Recovery over the long term
Rebuilding your life does take time. There is no quick fix and you will do it at your own pace and in your own way. Be patient and kind to yourself.
Try to establish some kind of routine, order or pattern to your everyday life.
Seek support when you need it. You don’t have to travel this journey on your own.
You are likely to experience an emotional rollercoaster for the first year at least, but you will learn to ride it and not be frightened by it.
You will build a new life for yourself and your family and with the right support, in time your life will become easier.
Your experience will become a memory and you will have the capacity to control that memory. There may be times when these memories are triggered. This is natural and to be expected. You can allow them to come out of their box, and you can also put them back in there. For more information, download the Reintegration Guide.
Re-evaluating your priorities
Having gone through a significant incident, such as a kidnapping, you might end up re-evaluating your priorities, whether related to life, work, relationships or leisure pursuits. This is normal. Don’t rush things. Don’t do anything for the first six weeks and don’t make any major decisions in the first six months. Be prepared for the long haul.
PTSD can come many years after a traumatic event
Post-traumatic stress disorder (PTSD) can occur after you have been through a traumatic event, such as a kidnapping. During a traumatic event, you think that your life or others’ lives are in danger. You may feel afraid or feel that you have no control over what is happening around you.
Most people have some stress-related reactions after a traumatic event, but not everyone gets PTSD. If your reactions don’t go away over time and they disrupt your life, you may have PTSD.
PTSD symptoms usually start soon after the traumatic event, but they may not appear until months or years later. They also may come and go over many years. If the symptoms last longer than four weeks, cause you great distress, or interfere with your work or home life, you might have PTSD.
There are four types of symptoms of PTSD.
- Re-experiencing: where you relive the event through flashbacks, bad memories, nightmares or where you feel like you’re going through the event again.
- Avoidance: where you try to avoid situations or people that trigger memories of the traumatic event, and you may even avoid talking or thinking about the event.
- Negative changes in beliefs or feelings: Where the way you think about yourself and others may change because of the trauma. You may feel fear, guilt, or shame. Or, you may not be interested in activities you used to enjoy. This is another way to avoid memories.
- Hyper-arousal: where you may be jittery, or always alert and on the lookout for danger. Or, you may have trouble concentrating or sleeping.
It is important to remember that PTSD can emerge years after your release. If you suspect you are suffering from PTSD, Hostage International can help you to find the support and care you need. See Dealing With the Impacts of Trauma
You might find it difficult or awkward to rebuild relationships with your colleagues. They won’t understand what you have been through and might find it difficult to know what to say or how to help you. Some might not have found out about your kidnapping until after your release due to the need to maintain secrecy around some cases. Even those that are genuinely supportive might end up saying or doing the wrong thing or ask you inappropriate questions. Most people find it difficult to talk about ‘sensitive’ issues and tend to say nothing for fear of saying the wrong thing.

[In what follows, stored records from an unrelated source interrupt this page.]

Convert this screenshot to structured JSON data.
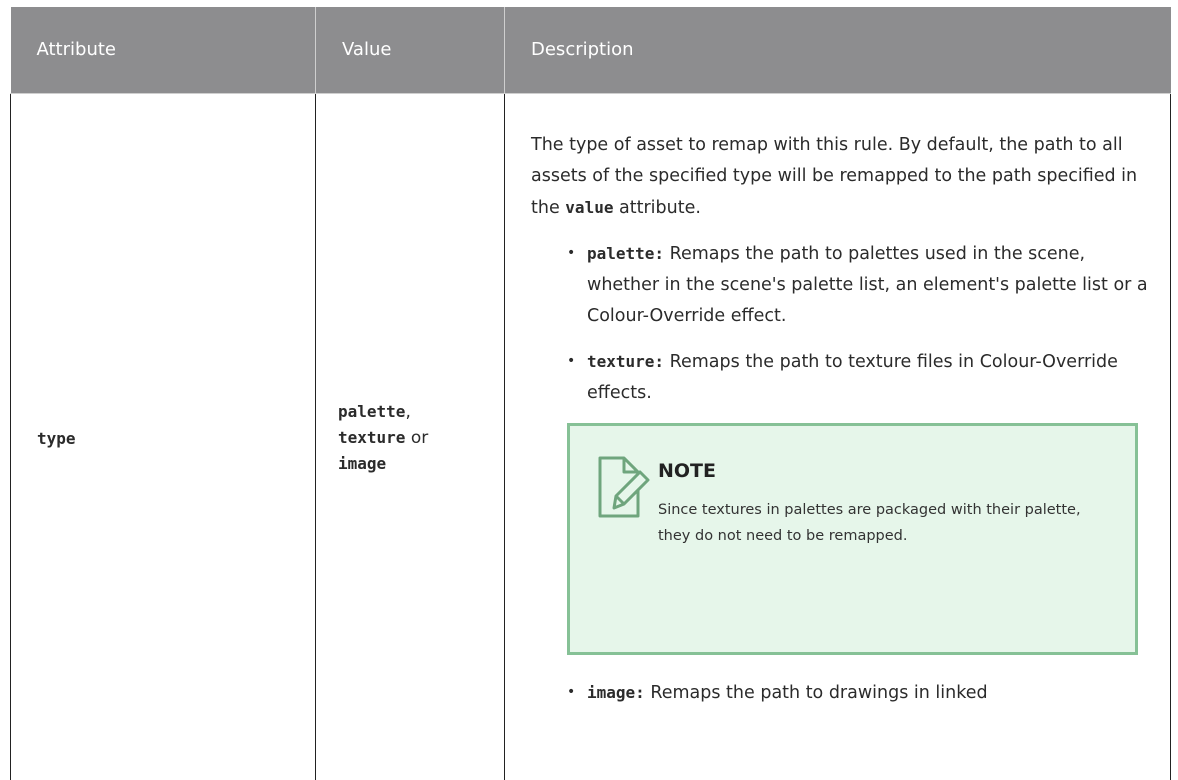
{
  "table": {
    "headers": [
      "Attribute",
      "Value",
      "Description"
    ],
    "row": {
      "attribute": "type",
      "value": {
        "opt1": "palette",
        "sep1": ",",
        "opt2": "texture",
        "sep2": " or",
        "opt3": "image"
      },
      "description": {
        "intro_before": "The type of asset to remap with this rule. By default, the path to all assets of the specified type will be remapped to the path specified in the ",
        "intro_code": "value",
        "intro_after": " attribute.",
        "options": [
          {
            "bullet": "•",
            "code": "palette:",
            "text": " Remaps the path to palettes used in the scene, whether in the scene's palette list, an element's palette list or a Colour-Override effect."
          },
          {
            "bullet": "•",
            "code": "texture:",
            "text": " Remaps the path to texture files in Colour-Override effects."
          },
          {
            "bullet": "•",
            "code": "image:",
            "text": " Remaps the path to drawings in linked"
          }
        ],
        "note": {
          "icon": "note-pencil-icon",
          "title": "NOTE",
          "text": "Since textures in palettes are packaged with their palette, they do not need to be remapped."
        }
      }
    }
  },
  "colors": {
    "header_bg": "#8d8d8f",
    "note_bg": "#e6f6ea",
    "note_border": "#86c196",
    "icon_stroke": "#6fa57d"
  }
}
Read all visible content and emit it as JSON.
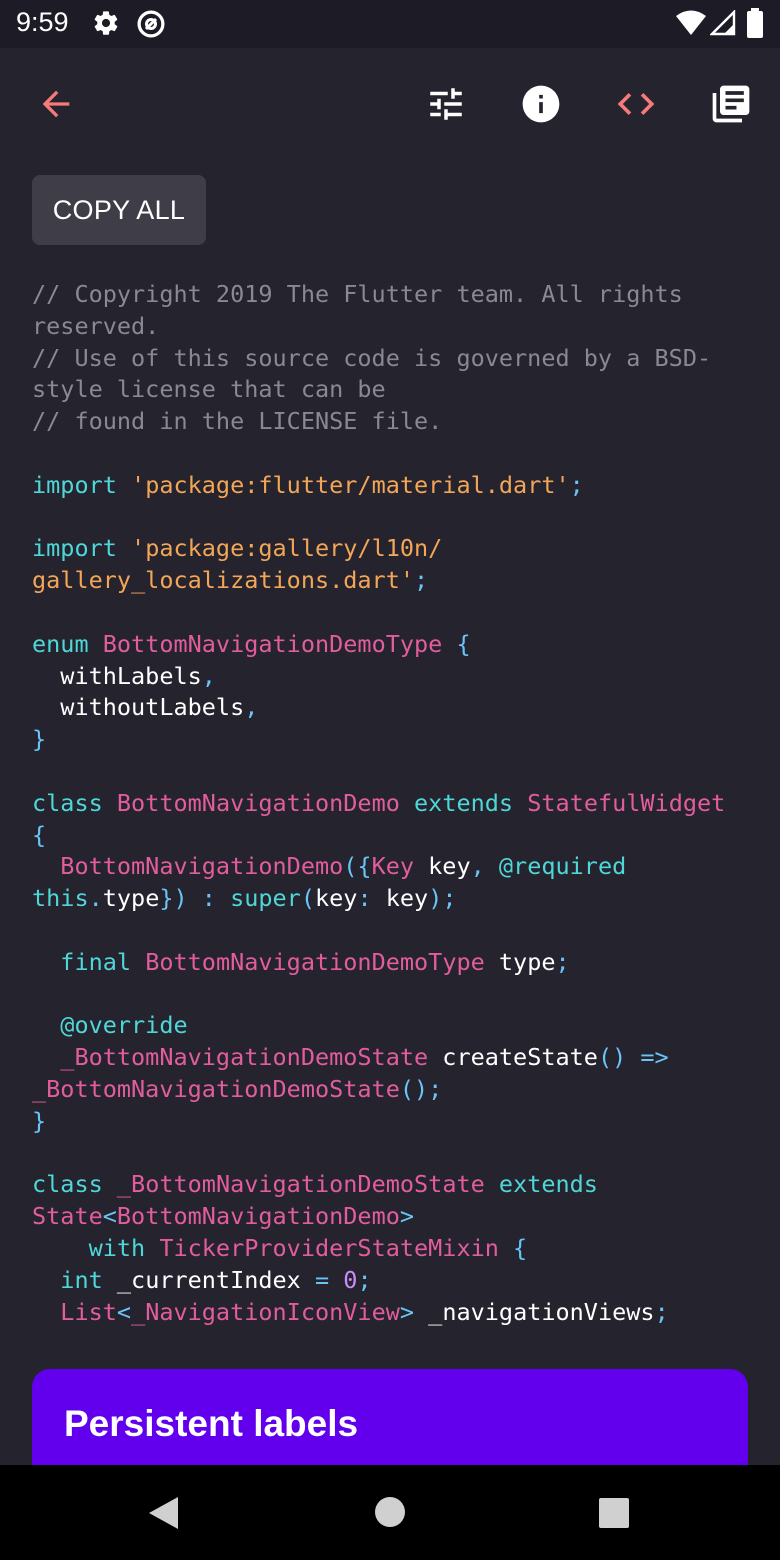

It can help if your manager briefs them ahead of your return and helps them to understand how you might be feeling and how your experiences might impact on your behaviour, your ability to do your job and your interactions in the workplace.
Handling the impact of trauma and physical health on your ability to work
You may encounter challenges that impact on your return to work. Your concentration may be affected, you may experience difficulty dealing with everyday stress, such as rush hour transport.
There may be physical triggers in the office environment that may affect you, such as sights, sounds and even smells that might take you back to your captivity. For example, if you were kept isolated or in a dark space you might find it difficult to work in a windowless office. Perhaps specific noises will trigger flashbacks making a noisy environment distracting. Open or closed plan offices may work better depending on your experiences.
You may need to ask your employer for flexibility to allow you to avoid rush hour traffic or public transport, which can cause heightened stress and anxiety. You might also struggle to sleep or have disrupted sleep patterns, meaning it would be better for you to work outside normal office hours.
You may have difficulty with tasks that were once easy, or find multi-tasking difficult due to your impaired concentration. Don’t be too hard on yourself. It is understandable that your mind needs time to heal after being kidnapped. It will take time to get back to your previous levels of productivity, but be assured that most people do.